The problem
Repeat every entry word for word, but leave the images out of your copy.

Records shown
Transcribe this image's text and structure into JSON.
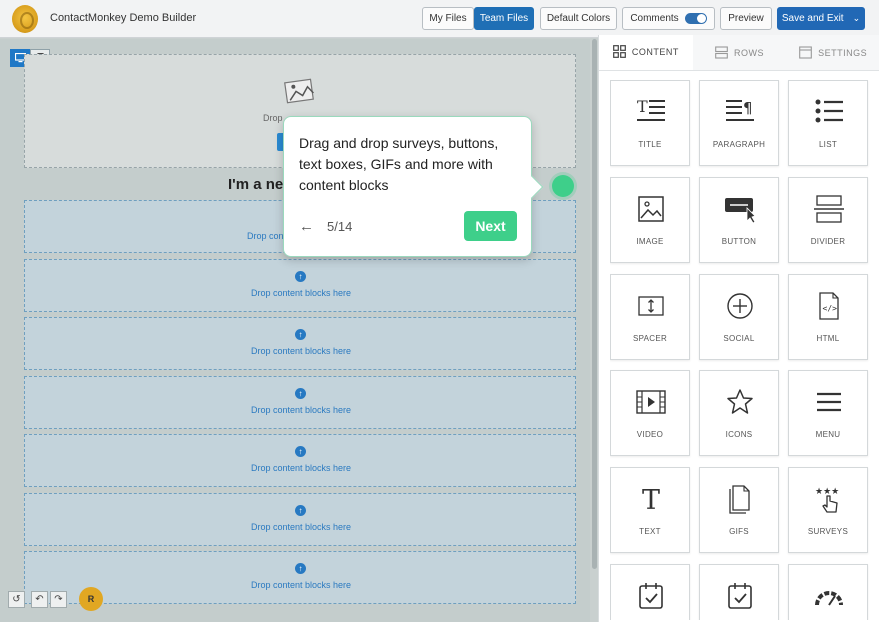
{
  "header": {
    "app_title": "ContactMonkey Demo Builder",
    "my_files": "My Files",
    "team_files": "Team Files",
    "default_colors": "Default Colors",
    "comments": "Comments",
    "preview": "Preview",
    "save_exit": "Save and Exit"
  },
  "canvas": {
    "hero_drop_text": "Drop",
    "heading": "I'm a ne",
    "first_zone_label": "Drop cont",
    "drop_label": "Drop content blocks here",
    "avatar_initial": "R"
  },
  "tooltip": {
    "text": "Drag and drop surveys, buttons, text boxes, GIFs and more with content blocks",
    "back": "←",
    "step": "5/14",
    "next": "Next"
  },
  "sidebar": {
    "tabs": [
      {
        "label": "CONTENT",
        "icon": "grid-icon",
        "active": true
      },
      {
        "label": "ROWS",
        "icon": "rows-icon",
        "active": false
      },
      {
        "label": "SETTINGS",
        "icon": "settings-icon",
        "active": false
      }
    ],
    "blocks": [
      "TITLE",
      "PARAGRAPH",
      "LIST",
      "IMAGE",
      "BUTTON",
      "DIVIDER",
      "SPACER",
      "SOCIAL",
      "HTML",
      "VIDEO",
      "ICONS",
      "MENU",
      "TEXT",
      "GIFS",
      "SURVEYS"
    ]
  },
  "colors": {
    "primary": "#1f6fb5",
    "accent_green": "#3ecf8a",
    "drop_zone_text": "#2b7ac0"
  }
}
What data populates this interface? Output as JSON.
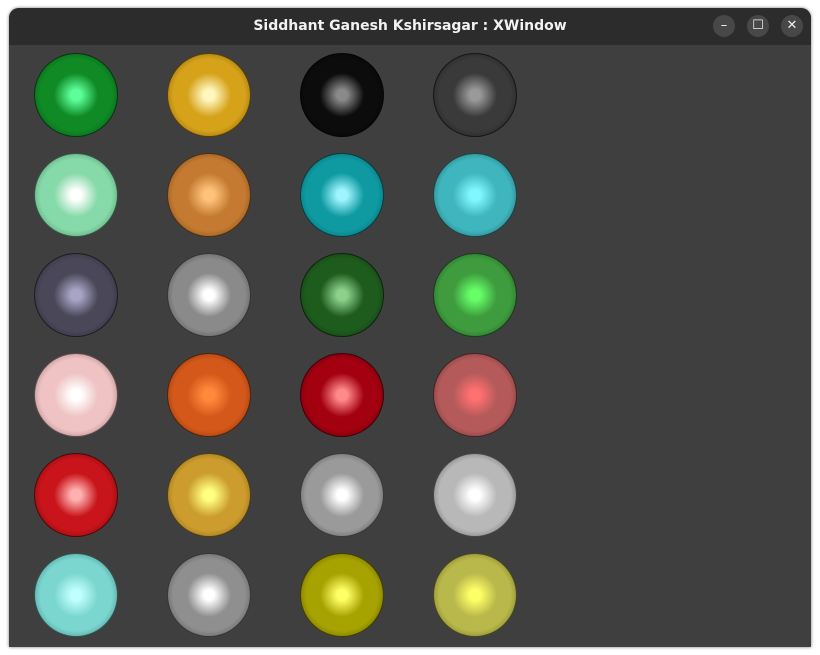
{
  "window": {
    "title": "Siddhant Ganesh Kshirsagar : XWindow",
    "controls": {
      "minimize_glyph": "–",
      "maximize_glyph": "☐",
      "close_glyph": "✕"
    },
    "background_color": "#3f3f3f"
  },
  "spheres": {
    "columns": 4,
    "rows": 6,
    "items": [
      {
        "highlight": "#5cff9a",
        "base": "#0f8a25",
        "rim": "#033d0c"
      },
      {
        "highlight": "#fff7c0",
        "base": "#d6a21a",
        "rim": "#5c3f05"
      },
      {
        "highlight": "#8a8a8a",
        "base": "#0c0c0c",
        "rim": "#000000"
      },
      {
        "highlight": "#9a9a9a",
        "base": "#3a3a3a",
        "rim": "#111111"
      },
      {
        "highlight": "#ffffff",
        "base": "#86d9a8",
        "rim": "#2f6a45"
      },
      {
        "highlight": "#ffc27a",
        "base": "#c47a30",
        "rim": "#5a3310"
      },
      {
        "highlight": "#9ff5ff",
        "base": "#0f9aa2",
        "rim": "#03494d"
      },
      {
        "highlight": "#7ff7ff",
        "base": "#3fb6bd",
        "rim": "#173f42"
      },
      {
        "highlight": "#a7a4c6",
        "base": "#4a4858",
        "rim": "#1c1b24"
      },
      {
        "highlight": "#ffffff",
        "base": "#8a8a8a",
        "rim": "#2f2f2f"
      },
      {
        "highlight": "#8cd08c",
        "base": "#1e5c1e",
        "rim": "#082408"
      },
      {
        "highlight": "#66ff66",
        "base": "#3e9c3e",
        "rim": "#173d17"
      },
      {
        "highlight": "#ffffff",
        "base": "#efc3c3",
        "rim": "#6e4d4d"
      },
      {
        "highlight": "#ff8a3c",
        "base": "#d4581a",
        "rim": "#5e2206"
      },
      {
        "highlight": "#ff8a8a",
        "base": "#a30010",
        "rim": "#3a0005"
      },
      {
        "highlight": "#ff7070",
        "base": "#b55a5a",
        "rim": "#4d2222"
      },
      {
        "highlight": "#ffb0b0",
        "base": "#c8141a",
        "rim": "#4d0407"
      },
      {
        "highlight": "#ffff80",
        "base": "#cc9d2e",
        "rim": "#5e430b"
      },
      {
        "highlight": "#ffffff",
        "base": "#9a9a9a",
        "rim": "#2c2c2c"
      },
      {
        "highlight": "#ffffff",
        "base": "#b8b8b8",
        "rim": "#3a3a3a"
      },
      {
        "highlight": "#bfffff",
        "base": "#7ad6cf",
        "rim": "#2e5f5b"
      },
      {
        "highlight": "#ffffff",
        "base": "#8f8f8f",
        "rim": "#333333"
      },
      {
        "highlight": "#ffff66",
        "base": "#a6a200",
        "rim": "#3f3d00"
      },
      {
        "highlight": "#ffff66",
        "base": "#b9b84a",
        "rim": "#4a4a1c"
      }
    ]
  }
}
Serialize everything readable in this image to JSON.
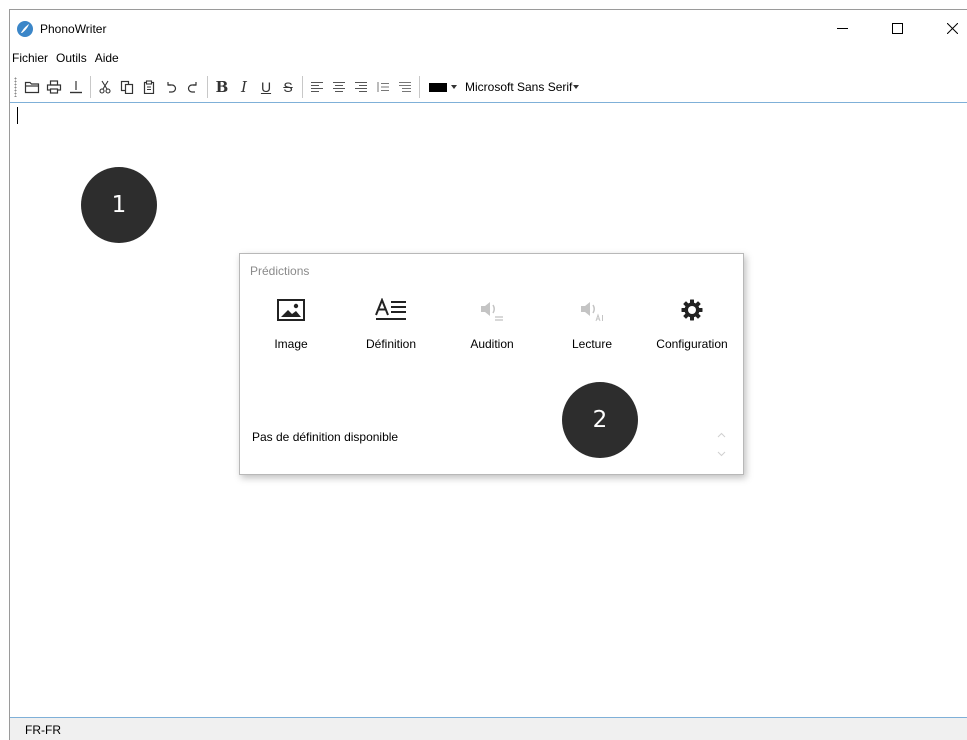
{
  "window": {
    "title": "PhonoWriter",
    "controls": [
      "minimize-icon",
      "maximize-icon",
      "close-icon"
    ]
  },
  "menu": {
    "items": [
      {
        "label": "Fichier"
      },
      {
        "label": "Outils"
      },
      {
        "label": "Aide"
      }
    ]
  },
  "toolbar": {
    "buttons": [
      "open-icon",
      "print-icon",
      "export-icon",
      "cut-icon",
      "copy-icon",
      "paste-icon",
      "undo-icon",
      "redo-icon"
    ],
    "format": {
      "bold": "B",
      "italic": "I",
      "underline": "U",
      "strike": "S"
    },
    "align": [
      "align-left-icon",
      "align-center-icon",
      "align-right-icon",
      "line-spacing-icon",
      "paragraph-spacing-icon"
    ],
    "text_color": "#000000",
    "font_name": "Microsoft Sans Serif"
  },
  "callouts": {
    "one": "1",
    "two": "2"
  },
  "predictions_panel": {
    "title": "Prédictions",
    "buttons": [
      {
        "label": "Image",
        "icon": "image-icon",
        "enabled": true
      },
      {
        "label": "Définition",
        "icon": "definition-icon",
        "enabled": true
      },
      {
        "label": "Audition",
        "icon": "audition-speaker-icon",
        "enabled": false
      },
      {
        "label": "Lecture",
        "icon": "lecture-speaker-icon",
        "enabled": false
      },
      {
        "label": "Configuration",
        "icon": "gear-icon",
        "enabled": true
      }
    ],
    "definition_text": "Pas de définition disponible"
  },
  "statusbar": {
    "language": "FR-FR"
  },
  "colors": {
    "accent_line": "#7fb0d8",
    "callout_bg": "#2d2d2d",
    "disabled_icon": "#c4c4c4",
    "app_icon": "#3b86c8"
  }
}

Task solution
Transcribe this image's text and structure into JSON.
{
  "header": {
    "app_title": "ContactMonkey Demo Builder",
    "my_files": "My Files",
    "team_files": "Team Files",
    "default_colors": "Default Colors",
    "comments": "Comments",
    "preview": "Preview",
    "save_exit": "Save and Exit"
  },
  "canvas": {
    "hero_drop_text": "Drop",
    "heading": "I'm a ne",
    "first_zone_label": "Drop cont",
    "drop_label": "Drop content blocks here",
    "avatar_initial": "R"
  },
  "tooltip": {
    "text": "Drag and drop surveys, buttons, text boxes, GIFs and more with content blocks",
    "back": "←",
    "step": "5/14",
    "next": "Next"
  },
  "sidebar": {
    "tabs": [
      {
        "label": "CONTENT",
        "icon": "grid-icon",
        "active": true
      },
      {
        "label": "ROWS",
        "icon": "rows-icon",
        "active": false
      },
      {
        "label": "SETTINGS",
        "icon": "settings-icon",
        "active": false
      }
    ],
    "blocks": [
      "TITLE",
      "PARAGRAPH",
      "LIST",
      "IMAGE",
      "BUTTON",
      "DIVIDER",
      "SPACER",
      "SOCIAL",
      "HTML",
      "VIDEO",
      "ICONS",
      "MENU",
      "TEXT",
      "GIFS",
      "SURVEYS"
    ]
  },
  "colors": {
    "primary": "#1f6fb5",
    "accent_green": "#3ecf8a",
    "drop_zone_text": "#2b7ac0"
  }
}
What data populates this interface? Output as JSON.
{
  "window": {
    "title": "Siddhant Ganesh Kshirsagar : XWindow",
    "controls": {
      "minimize_glyph": "–",
      "maximize_glyph": "☐",
      "close_glyph": "✕"
    },
    "background_color": "#3f3f3f"
  },
  "spheres": {
    "columns": 4,
    "rows": 6,
    "items": [
      {
        "highlight": "#5cff9a",
        "base": "#0f8a25",
        "rim": "#033d0c"
      },
      {
        "highlight": "#fff7c0",
        "base": "#d6a21a",
        "rim": "#5c3f05"
      },
      {
        "highlight": "#8a8a8a",
        "base": "#0c0c0c",
        "rim": "#000000"
      },
      {
        "highlight": "#9a9a9a",
        "base": "#3a3a3a",
        "rim": "#111111"
      },
      {
        "highlight": "#ffffff",
        "base": "#86d9a8",
        "rim": "#2f6a45"
      },
      {
        "highlight": "#ffc27a",
        "base": "#c47a30",
        "rim": "#5a3310"
      },
      {
        "highlight": "#9ff5ff",
        "base": "#0f9aa2",
        "rim": "#03494d"
      },
      {
        "highlight": "#7ff7ff",
        "base": "#3fb6bd",
        "rim": "#173f42"
      },
      {
        "highlight": "#a7a4c6",
        "base": "#4a4858",
        "rim": "#1c1b24"
      },
      {
        "highlight": "#ffffff",
        "base": "#8a8a8a",
        "rim": "#2f2f2f"
      },
      {
        "highlight": "#8cd08c",
        "base": "#1e5c1e",
        "rim": "#082408"
      },
      {
        "highlight": "#66ff66",
        "base": "#3e9c3e",
        "rim": "#173d17"
      },
      {
        "highlight": "#ffffff",
        "base": "#efc3c3",
        "rim": "#6e4d4d"
      },
      {
        "highlight": "#ff8a3c",
        "base": "#d4581a",
        "rim": "#5e2206"
      },
      {
        "highlight": "#ff8a8a",
        "base": "#a30010",
        "rim": "#3a0005"
      },
      {
        "highlight": "#ff7070",
        "base": "#b55a5a",
        "rim": "#4d2222"
      },
      {
        "highlight": "#ffb0b0",
        "base": "#c8141a",
        "rim": "#4d0407"
      },
      {
        "highlight": "#ffff80",
        "base": "#cc9d2e",
        "rim": "#5e430b"
      },
      {
        "highlight": "#ffffff",
        "base": "#9a9a9a",
        "rim": "#2c2c2c"
      },
      {
        "highlight": "#ffffff",
        "base": "#b8b8b8",
        "rim": "#3a3a3a"
      },
      {
        "highlight": "#bfffff",
        "base": "#7ad6cf",
        "rim": "#2e5f5b"
      },
      {
        "highlight": "#ffffff",
        "base": "#8f8f8f",
        "rim": "#333333"
      },
      {
        "highlight": "#ffff66",
        "base": "#a6a200",
        "rim": "#3f3d00"
      },
      {
        "highlight": "#ffff66",
        "base": "#b9b84a",
        "rim": "#4a4a1c"
      }
    ]
  }
}
Serialize everything readable in this image to JSON.
{
  "window": {
    "title": "PhonoWriter",
    "controls": [
      "minimize-icon",
      "maximize-icon",
      "close-icon"
    ]
  },
  "menu": {
    "items": [
      {
        "label": "Fichier"
      },
      {
        "label": "Outils"
      },
      {
        "label": "Aide"
      }
    ]
  },
  "toolbar": {
    "buttons": [
      "open-icon",
      "print-icon",
      "export-icon",
      "cut-icon",
      "copy-icon",
      "paste-icon",
      "undo-icon",
      "redo-icon"
    ],
    "format": {
      "bold": "B",
      "italic": "I",
      "underline": "U",
      "strike": "S"
    },
    "align": [
      "align-left-icon",
      "align-center-icon",
      "align-right-icon",
      "line-spacing-icon",
      "paragraph-spacing-icon"
    ],
    "text_color": "#000000",
    "font_name": "Microsoft Sans Serif"
  },
  "callouts": {
    "one": "1",
    "two": "2"
  },
  "predictions_panel": {
    "title": "Prédictions",
    "buttons": [
      {
        "label": "Image",
        "icon": "image-icon",
        "enabled": true
      },
      {
        "label": "Définition",
        "icon": "definition-icon",
        "enabled": true
      },
      {
        "label": "Audition",
        "icon": "audition-speaker-icon",
        "enabled": false
      },
      {
        "label": "Lecture",
        "icon": "lecture-speaker-icon",
        "enabled": false
      },
      {
        "label": "Configuration",
        "icon": "gear-icon",
        "enabled": true
      }
    ],
    "definition_text": "Pas de définition disponible"
  },
  "statusbar": {
    "language": "FR-FR"
  },
  "colors": {
    "accent_line": "#7fb0d8",
    "callout_bg": "#2d2d2d",
    "disabled_icon": "#c4c4c4",
    "app_icon": "#3b86c8"
  }
}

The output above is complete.